* Supplied material:

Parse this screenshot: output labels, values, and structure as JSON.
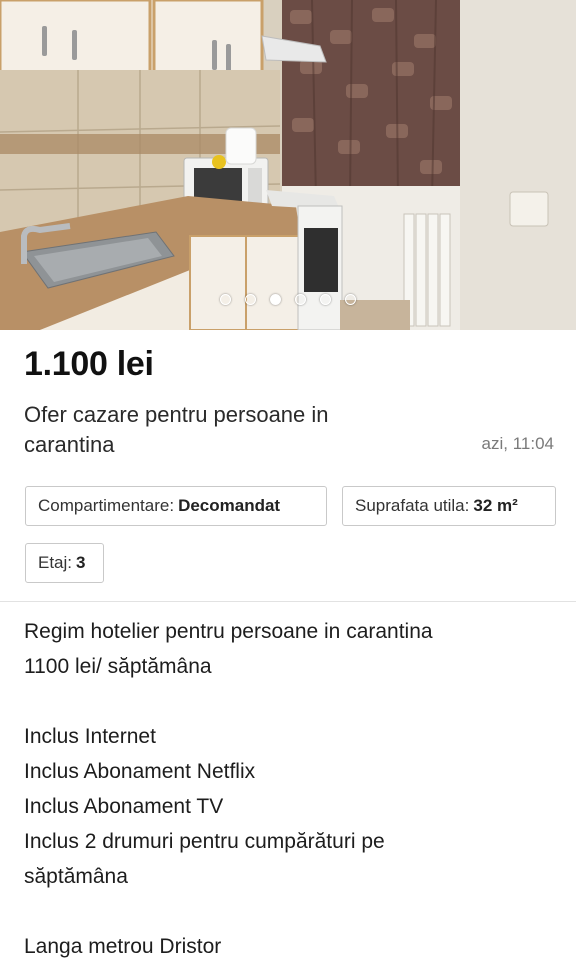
{
  "listing": {
    "price": "1.100 lei",
    "title": "Ofer cazare pentru persoane in carantina",
    "posted_time": "azi, 11:04"
  },
  "gallery": {
    "photo_description_icon": "kitchen-photo",
    "photo_count": 6,
    "active_index": 2
  },
  "attributes": {
    "partitioning_label": "Compartimentare:",
    "partitioning_value": "Decomandat",
    "area_label": "Suprafata utila:",
    "area_value": "32 m²",
    "floor_label": "Etaj:",
    "floor_value": "3"
  },
  "description": {
    "line1": "Regim hotelier pentru persoane in carantina",
    "line2": "1100 lei/ săptămâna",
    "line3": "Inclus Internet",
    "line4": "Inclus Abonament Netflix",
    "line5": "Inclus Abonament TV",
    "line6": "Inclus 2 drumuri pentru cumpărături pe",
    "line7": "săptămâna",
    "line8": "Langa metrou Dristor"
  }
}
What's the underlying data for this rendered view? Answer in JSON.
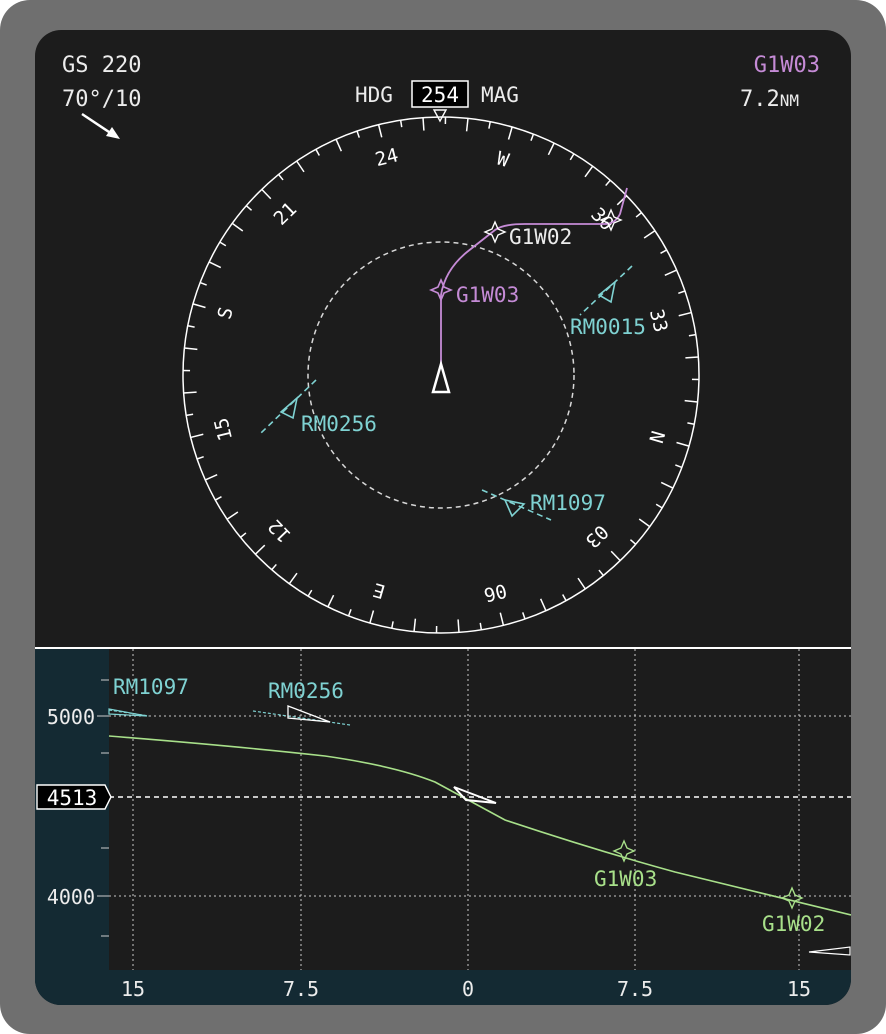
{
  "header": {
    "ground_speed": "GS 220",
    "wind": "70°/10",
    "heading_label": "HDG",
    "heading_value": "254",
    "heading_ref": "MAG",
    "active_waypoint": "G1W03",
    "distance_value": "7.2",
    "distance_unit": "NM"
  },
  "compass": {
    "labels": [
      "24",
      "W",
      "30",
      "33",
      "N",
      "03",
      "06",
      "E",
      "12",
      "15",
      "S",
      "21"
    ]
  },
  "nd_waypoints": [
    {
      "name": "G1W02"
    },
    {
      "name": "G1W03"
    }
  ],
  "traffic": [
    {
      "name": "RM0015"
    },
    {
      "name": "RM0256"
    },
    {
      "name": "RM1097"
    }
  ],
  "vsd": {
    "altitude_ticks": [
      "5000",
      "4000"
    ],
    "current_altitude": "4513",
    "distance_ticks": [
      "15",
      "7.5",
      "0",
      "7.5",
      "15"
    ],
    "traffic": [
      {
        "name": "RM1097"
      },
      {
        "name": "RM0256"
      }
    ],
    "waypoints": [
      {
        "name": "G1W03"
      },
      {
        "name": "G1W02"
      }
    ]
  },
  "colors": {
    "bezel": "#6f6f6f",
    "screen": "#1c1c1c",
    "route": "#c58bd6",
    "traffic": "#7fd2d2",
    "profile": "#a8e08a",
    "vsd_axis": "#142a33"
  }
}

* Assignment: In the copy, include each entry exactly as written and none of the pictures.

* Answer area:
Parse this screenshot: output labels, values, and structure as JSON.
{
  "listing": {
    "price": "1.100 lei",
    "title": "Ofer cazare pentru persoane in carantina",
    "posted_time": "azi, 11:04"
  },
  "gallery": {
    "photo_description_icon": "kitchen-photo",
    "photo_count": 6,
    "active_index": 2
  },
  "attributes": {
    "partitioning_label": "Compartimentare:",
    "partitioning_value": "Decomandat",
    "area_label": "Suprafata utila:",
    "area_value": "32 m²",
    "floor_label": "Etaj:",
    "floor_value": "3"
  },
  "description": {
    "line1": "Regim hotelier pentru persoane in carantina",
    "line2": "1100 lei/ săptămâna",
    "line3": "Inclus Internet",
    "line4": "Inclus Abonament Netflix",
    "line5": "Inclus Abonament TV",
    "line6": "Inclus 2 drumuri pentru cumpărături pe",
    "line7": "săptămâna",
    "line8": "Langa metrou Dristor"
  }
}
What's the underlying data for this rendered view? Answer in JSON.
{
  "header": {
    "ground_speed": "GS 220",
    "wind": "70°/10",
    "heading_label": "HDG",
    "heading_value": "254",
    "heading_ref": "MAG",
    "active_waypoint": "G1W03",
    "distance_value": "7.2",
    "distance_unit": "NM"
  },
  "compass": {
    "labels": [
      "24",
      "W",
      "30",
      "33",
      "N",
      "03",
      "06",
      "E",
      "12",
      "15",
      "S",
      "21"
    ]
  },
  "nd_waypoints": [
    {
      "name": "G1W02"
    },
    {
      "name": "G1W03"
    }
  ],
  "traffic": [
    {
      "name": "RM0015"
    },
    {
      "name": "RM0256"
    },
    {
      "name": "RM1097"
    }
  ],
  "vsd": {
    "altitude_ticks": [
      "5000",
      "4000"
    ],
    "current_altitude": "4513",
    "distance_ticks": [
      "15",
      "7.5",
      "0",
      "7.5",
      "15"
    ],
    "traffic": [
      {
        "name": "RM1097"
      },
      {
        "name": "RM0256"
      }
    ],
    "waypoints": [
      {
        "name": "G1W03"
      },
      {
        "name": "G1W02"
      }
    ]
  },
  "colors": {
    "bezel": "#6f6f6f",
    "screen": "#1c1c1c",
    "route": "#c58bd6",
    "traffic": "#7fd2d2",
    "profile": "#a8e08a",
    "vsd_axis": "#142a33"
  }
}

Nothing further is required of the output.